## Problem statement:
Write out the records in full and without alteration, setting aside their pictures.

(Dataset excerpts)
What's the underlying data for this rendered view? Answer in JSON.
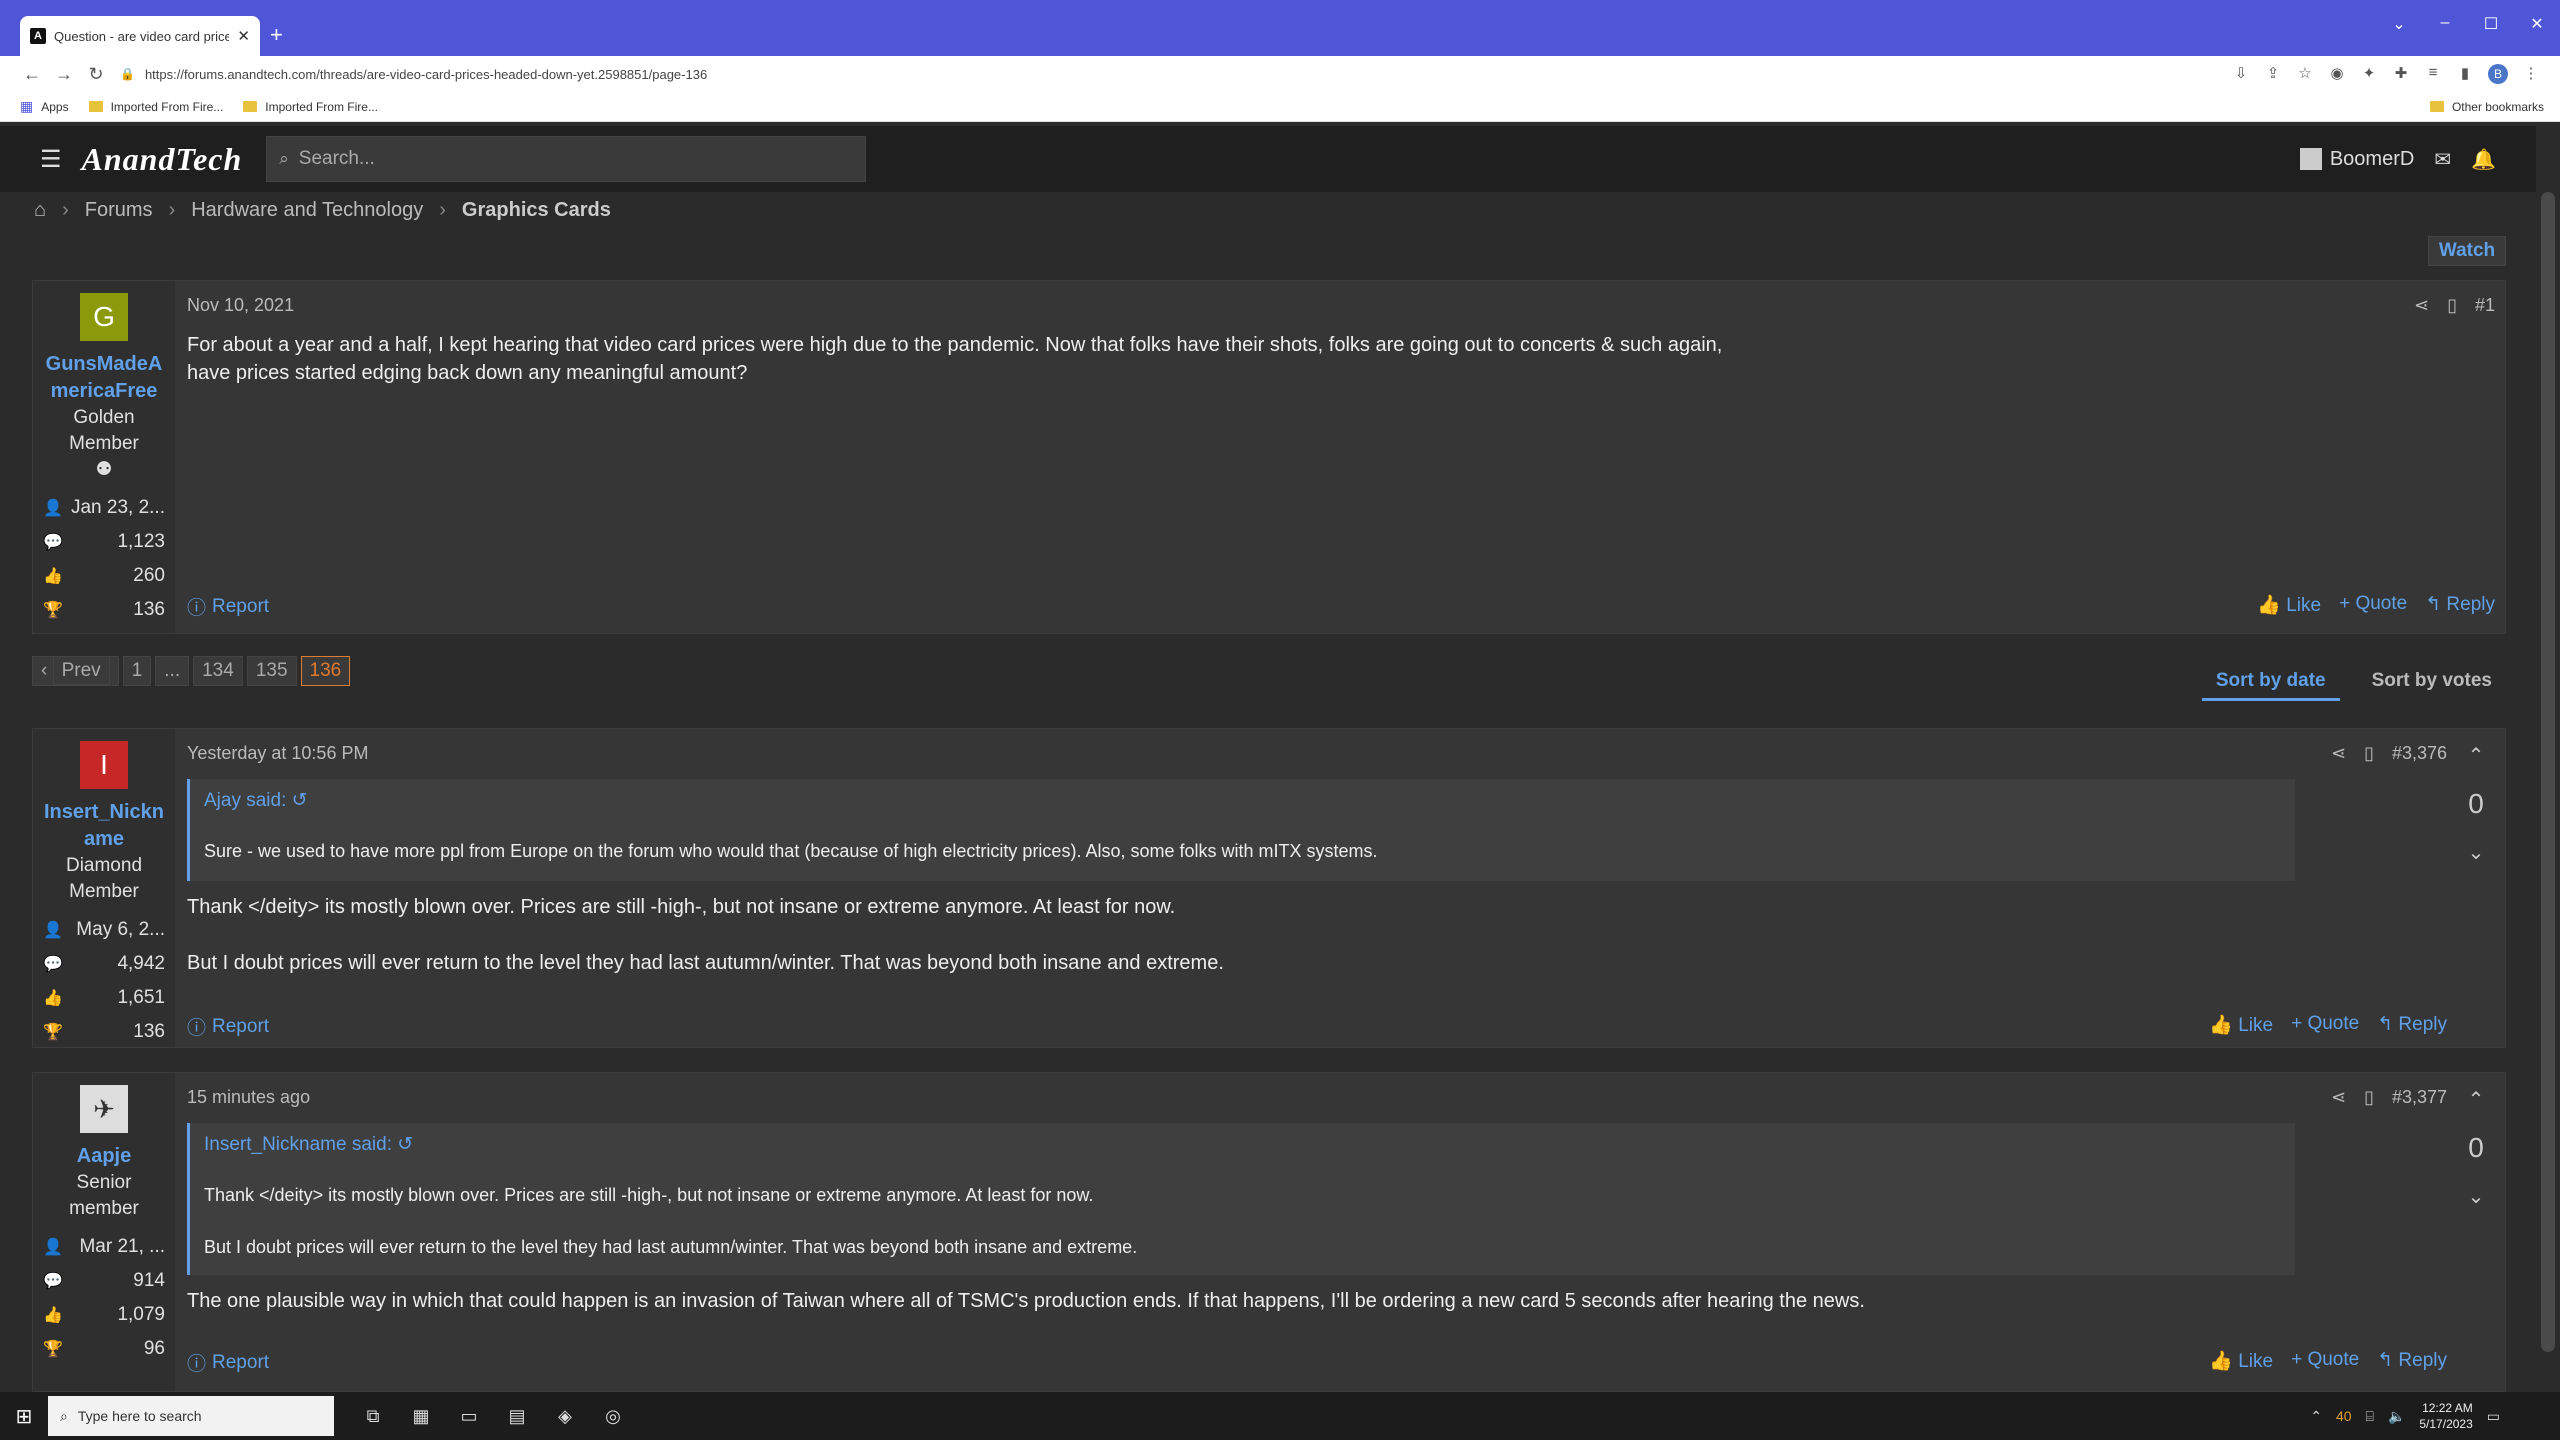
{
  "browser": {
    "tab_title": "Question - are video card prices",
    "tab_favicon": "A",
    "url": "https://forums.anandtech.com/threads/are-video-card-prices-headed-down-yet.2598851/page-136",
    "bookmarks": [
      {
        "label": "Apps",
        "icon": "apps-grid-icon"
      },
      {
        "label": "Imported From Fire...",
        "icon": "folder-icon"
      },
      {
        "label": "Imported From Fire...",
        "icon": "folder-icon"
      }
    ],
    "other_bookmarks": "Other bookmarks",
    "profile_initial": "B"
  },
  "site": {
    "logo": "AnandTech",
    "search_placeholder": "Search...",
    "username": "BoomerD"
  },
  "breadcrumb": {
    "items": [
      "Forums",
      "Hardware and Technology",
      "Graphics Cards"
    ]
  },
  "watch_label": "Watch",
  "pagination": {
    "prev": "Prev",
    "pages": [
      "1",
      "...",
      "134",
      "135",
      "136"
    ],
    "current": "136"
  },
  "sort": {
    "by_date": "Sort by date",
    "by_votes": "Sort by votes"
  },
  "actions": {
    "report": "Report",
    "like": "Like",
    "quote": "Quote",
    "reply": "Reply"
  },
  "posts": [
    {
      "author": "GunsMadeAmericaFree",
      "avatar_letter": "G",
      "avatar_color": "#8a9a0a",
      "title_line1": "Golden",
      "title_line2": "Member",
      "joined": "Jan 23, 2...",
      "messages": "1,123",
      "reactions": "260",
      "points": "136",
      "date": "Nov 10, 2021",
      "number": "#1",
      "text1": "For about a year and a half, I kept hearing that video card prices were high due to the pandemic. Now that folks have their shots, folks are going out to concerts & such again,",
      "text2": "have prices started edging back down any meaningful amount?"
    },
    {
      "author": "Insert_Nickname",
      "avatar_letter": "I",
      "avatar_color": "#c62828",
      "title_line1": "Diamond",
      "title_line2": "Member",
      "joined": "May 6, 2...",
      "messages": "4,942",
      "reactions": "1,651",
      "points": "136",
      "date": "Yesterday at 10:56 PM",
      "number": "#3,376",
      "votes": "0",
      "quote_author": "Ajay said:",
      "quote_text": "Sure - we used to have more ppl from Europe on the forum who would that (because of high electricity prices). Also, some folks with mITX systems.",
      "text1": "Thank </deity> its mostly blown over. Prices are still -high-, but not insane or extreme anymore. At least for now.",
      "text2": "But I doubt prices will ever return to the level they had last autumn/winter. That was beyond both insane and extreme."
    },
    {
      "author": "Aapje",
      "avatar_color": "#dddddd",
      "title_line1": "Senior",
      "title_line2": "member",
      "joined": "Mar 21, ...",
      "messages": "914",
      "reactions": "1,079",
      "points": "96",
      "date": "15 minutes ago",
      "number": "#3,377",
      "votes": "0",
      "quote_author": "Insert_Nickname said:",
      "quote_text1": "Thank </deity> its mostly blown over. Prices are still -high-, but not insane or extreme anymore. At least for now.",
      "quote_text2": "But I doubt prices will ever return to the level they had last autumn/winter. That was beyond both insane and extreme.",
      "text1": "The one plausible way in which that could happen is an invasion of Taiwan where all of TSMC's production ends. If that happens, I'll be ordering a new card 5 seconds after hearing the news."
    }
  ],
  "taskbar": {
    "search_placeholder": "Type here to search",
    "temperature": "40",
    "time": "12:22 AM",
    "date": "5/17/2023"
  }
}
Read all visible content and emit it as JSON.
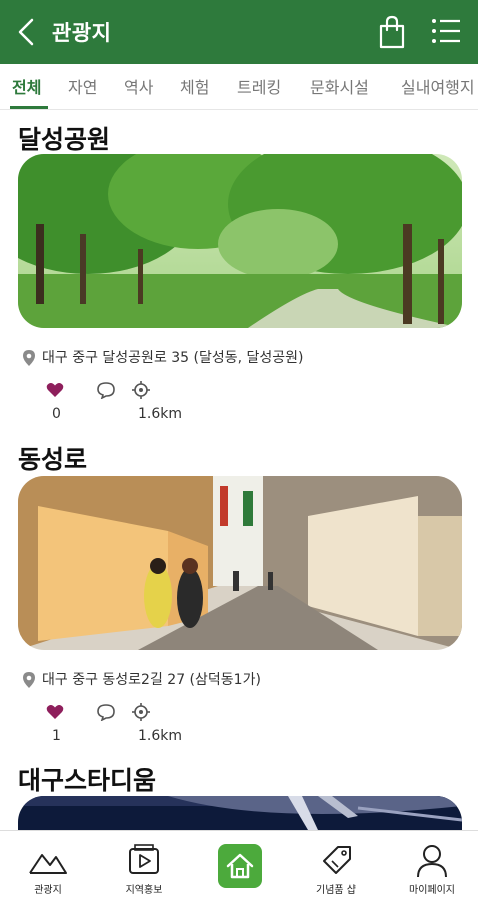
{
  "header": {
    "title": "관광지",
    "back_icon": "chevron-left-icon",
    "bag_icon": "shopping-bag-icon",
    "menu_icon": "list-menu-icon",
    "bg_color": "#2e7a3c"
  },
  "tabs": [
    {
      "label": "전체",
      "active": true
    },
    {
      "label": "자연",
      "active": false
    },
    {
      "label": "역사",
      "active": false
    },
    {
      "label": "체험",
      "active": false
    },
    {
      "label": "트레킹",
      "active": false
    },
    {
      "label": "문화시설",
      "active": false
    },
    {
      "label": "실내여행지",
      "active": false
    }
  ],
  "places": [
    {
      "name": "달성공원",
      "address": "대구 중구 달성공원로 35 (달성동, 달성공원)",
      "likes": "0",
      "distance": "1.6km"
    },
    {
      "name": "동성로",
      "address": "대구 중구 동성로2길 27 (삼덕동1가)",
      "likes": "1",
      "distance": "1.6km"
    },
    {
      "name": "대구스타디움"
    }
  ],
  "bottom_nav": [
    {
      "label": "관광지",
      "icon": "mountain-icon"
    },
    {
      "label": "지역홍보",
      "icon": "video-play-icon"
    },
    {
      "label": "",
      "icon": "home-icon"
    },
    {
      "label": "기념품 샵",
      "icon": "tag-icon"
    },
    {
      "label": "마이페이지",
      "icon": "user-icon"
    }
  ],
  "colors": {
    "accent": "#2e7a3c",
    "home_button": "#4caa3c",
    "heart": "#8e1f5c"
  }
}
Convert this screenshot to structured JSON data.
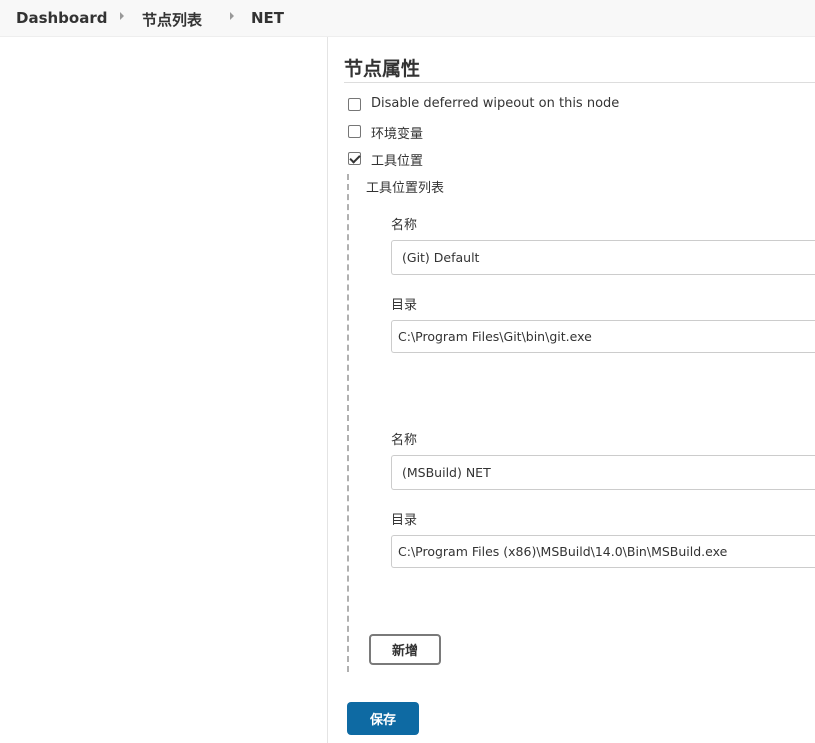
{
  "breadcrumb": {
    "items": [
      {
        "label": "Dashboard"
      },
      {
        "label": "节点列表"
      },
      {
        "label": "NET"
      }
    ]
  },
  "section": {
    "title": "节点属性"
  },
  "properties": {
    "disable_wipeout": {
      "label": "Disable deferred wipeout on this node",
      "checked": false
    },
    "env_vars": {
      "label": "环境变量",
      "checked": false
    },
    "tool_locations": {
      "label": "工具位置",
      "checked": true
    }
  },
  "tool_list": {
    "title": "工具位置列表",
    "entries": [
      {
        "name_label": "名称",
        "name_value": "(Git) Default",
        "home_label": "目录",
        "home_value": "C:\\Program Files\\Git\\bin\\git.exe"
      },
      {
        "name_label": "名称",
        "name_value": "(MSBuild) NET",
        "home_label": "目录",
        "home_value": "C:\\Program Files (x86)\\MSBuild\\14.0\\Bin\\MSBuild.exe"
      }
    ],
    "add_label": "新增"
  },
  "actions": {
    "save_label": "保存"
  },
  "colors": {
    "primary_button": "#0e6aa3",
    "breadcrumb_background": "#f8f8f8"
  }
}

## Written solution:
What's the underlying data for this rendered view? Answer in JSON.
{
  "browser": {
    "tab_title": "Question - are video card prices",
    "tab_favicon": "A",
    "url": "https://forums.anandtech.com/threads/are-video-card-prices-headed-down-yet.2598851/page-136",
    "bookmarks": [
      {
        "label": "Apps",
        "icon": "apps-grid-icon"
      },
      {
        "label": "Imported From Fire...",
        "icon": "folder-icon"
      },
      {
        "label": "Imported From Fire...",
        "icon": "folder-icon"
      }
    ],
    "other_bookmarks": "Other bookmarks",
    "profile_initial": "B"
  },
  "site": {
    "logo": "AnandTech",
    "search_placeholder": "Search...",
    "username": "BoomerD"
  },
  "breadcrumb": {
    "items": [
      "Forums",
      "Hardware and Technology",
      "Graphics Cards"
    ]
  },
  "watch_label": "Watch",
  "pagination": {
    "prev": "Prev",
    "pages": [
      "1",
      "...",
      "134",
      "135",
      "136"
    ],
    "current": "136"
  },
  "sort": {
    "by_date": "Sort by date",
    "by_votes": "Sort by votes"
  },
  "actions": {
    "report": "Report",
    "like": "Like",
    "quote": "Quote",
    "reply": "Reply"
  },
  "posts": [
    {
      "author": "GunsMadeAmericaFree",
      "avatar_letter": "G",
      "avatar_color": "#8a9a0a",
      "title_line1": "Golden",
      "title_line2": "Member",
      "joined": "Jan 23, 2...",
      "messages": "1,123",
      "reactions": "260",
      "points": "136",
      "date": "Nov 10, 2021",
      "number": "#1",
      "text1": "For about a year and a half, I kept hearing that video card prices were high due to the pandemic. Now that folks have their shots, folks are going out to concerts & such again,",
      "text2": "have prices started edging back down any meaningful amount?"
    },
    {
      "author": "Insert_Nickname",
      "avatar_letter": "I",
      "avatar_color": "#c62828",
      "title_line1": "Diamond",
      "title_line2": "Member",
      "joined": "May 6, 2...",
      "messages": "4,942",
      "reactions": "1,651",
      "points": "136",
      "date": "Yesterday at 10:56 PM",
      "number": "#3,376",
      "votes": "0",
      "quote_author": "Ajay said:",
      "quote_text": "Sure - we used to have more ppl from Europe on the forum who would that (because of high electricity prices). Also, some folks with mITX systems.",
      "text1": "Thank </deity> its mostly blown over. Prices are still -high-, but not insane or extreme anymore. At least for now.",
      "text2": "But I doubt prices will ever return to the level they had last autumn/winter. That was beyond both insane and extreme."
    },
    {
      "author": "Aapje",
      "avatar_color": "#dddddd",
      "title_line1": "Senior",
      "title_line2": "member",
      "joined": "Mar 21, ...",
      "messages": "914",
      "reactions": "1,079",
      "points": "96",
      "date": "15 minutes ago",
      "number": "#3,377",
      "votes": "0",
      "quote_author": "Insert_Nickname said:",
      "quote_text1": "Thank </deity> its mostly blown over. Prices are still -high-, but not insane or extreme anymore. At least for now.",
      "quote_text2": "But I doubt prices will ever return to the level they had last autumn/winter. That was beyond both insane and extreme.",
      "text1": "The one plausible way in which that could happen is an invasion of Taiwan where all of TSMC's production ends. If that happens, I'll be ordering a new card 5 seconds after hearing the news."
    }
  ],
  "taskbar": {
    "search_placeholder": "Type here to search",
    "temperature": "40",
    "time": "12:22 AM",
    "date": "5/17/2023"
  }
}
Read all visible content and emit it as JSON.
{
  "header": {
    "title": "관광지",
    "back_icon": "chevron-left-icon",
    "bag_icon": "shopping-bag-icon",
    "menu_icon": "list-menu-icon",
    "bg_color": "#2e7a3c"
  },
  "tabs": [
    {
      "label": "전체",
      "active": true
    },
    {
      "label": "자연",
      "active": false
    },
    {
      "label": "역사",
      "active": false
    },
    {
      "label": "체험",
      "active": false
    },
    {
      "label": "트레킹",
      "active": false
    },
    {
      "label": "문화시설",
      "active": false
    },
    {
      "label": "실내여행지",
      "active": false
    }
  ],
  "places": [
    {
      "name": "달성공원",
      "address": "대구 중구 달성공원로 35 (달성동, 달성공원)",
      "likes": "0",
      "distance": "1.6km"
    },
    {
      "name": "동성로",
      "address": "대구 중구 동성로2길 27 (삼덕동1가)",
      "likes": "1",
      "distance": "1.6km"
    },
    {
      "name": "대구스타디움"
    }
  ],
  "bottom_nav": [
    {
      "label": "관광지",
      "icon": "mountain-icon"
    },
    {
      "label": "지역홍보",
      "icon": "video-play-icon"
    },
    {
      "label": "",
      "icon": "home-icon"
    },
    {
      "label": "기념품 샵",
      "icon": "tag-icon"
    },
    {
      "label": "마이페이지",
      "icon": "user-icon"
    }
  ],
  "colors": {
    "accent": "#2e7a3c",
    "home_button": "#4caa3c",
    "heart": "#8e1f5c"
  }
}
Convert this screenshot to structured JSON data.
{
  "breadcrumb": {
    "items": [
      {
        "label": "Dashboard"
      },
      {
        "label": "节点列表"
      },
      {
        "label": "NET"
      }
    ]
  },
  "section": {
    "title": "节点属性"
  },
  "properties": {
    "disable_wipeout": {
      "label": "Disable deferred wipeout on this node",
      "checked": false
    },
    "env_vars": {
      "label": "环境变量",
      "checked": false
    },
    "tool_locations": {
      "label": "工具位置",
      "checked": true
    }
  },
  "tool_list": {
    "title": "工具位置列表",
    "entries": [
      {
        "name_label": "名称",
        "name_value": "(Git) Default",
        "home_label": "目录",
        "home_value": "C:\\Program Files\\Git\\bin\\git.exe"
      },
      {
        "name_label": "名称",
        "name_value": "(MSBuild) NET",
        "home_label": "目录",
        "home_value": "C:\\Program Files (x86)\\MSBuild\\14.0\\Bin\\MSBuild.exe"
      }
    ],
    "add_label": "新增"
  },
  "actions": {
    "save_label": "保存"
  },
  "colors": {
    "primary_button": "#0e6aa3",
    "breadcrumb_background": "#f8f8f8"
  }
}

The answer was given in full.